"Can you hear me?" Police in several states are urging people to avoid answering this simple question from a phone number they do not know.
Authorities in Virginia say the question is aimed at getting unsuspecting victims to say "yes" -- an answer the frauster then records as a way to authorize charges on a phone, utility or credit card bill.
The scam is a variation of one that began late last year, according to law enforcement.
"You say 'yes,' it gets recorded and they say that you have agreed to something,” Susan Grant, director of consumer protection and privacy for the Consumer Federation of America, told CBS News. “I know that people think it’s impolite to hang up, but it’s a good strategy.”
The Pittsburgh Better Business Bureau (BBB) reported in October that it was receiving consumer complaints, citing unsolicited automated calls from "an employee" of a home security agency, cruise line, or social security firm.
In those phone calls, scammers were using phrases like, "Are you the lady of the house?"; "Do you pay the household telephone bills?"; or "Are you the homeowner?"
Similar calls are now being reported in Virginia -- with criminals asking the question, "Can you hear me?"
"Usually it has a familiar area code," Officer Jo Ann Hughes with the Norfolk Police Department told WTKR-TV.
“That kind of warms you up,” Hughes told the station, warning that those on the receiving end should hang up the phone immediately.
In many cases, scammers will play back a person's verbal confirmation and threaten to take legal action if they try to deny the charges.
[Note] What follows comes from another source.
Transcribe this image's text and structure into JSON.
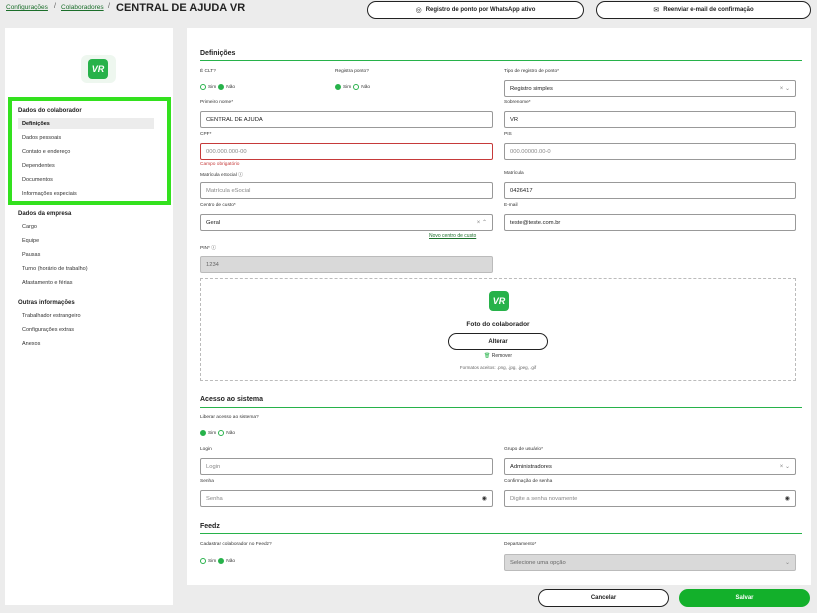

“A lot of times, victims do not want to come forward because they are embarrassed. They feel like, ‘It was my fault. I should have known better,’ and they are just embarrassed by it all together. So we do not get a whole lot of reports, unfortunately,” Hughes told the station.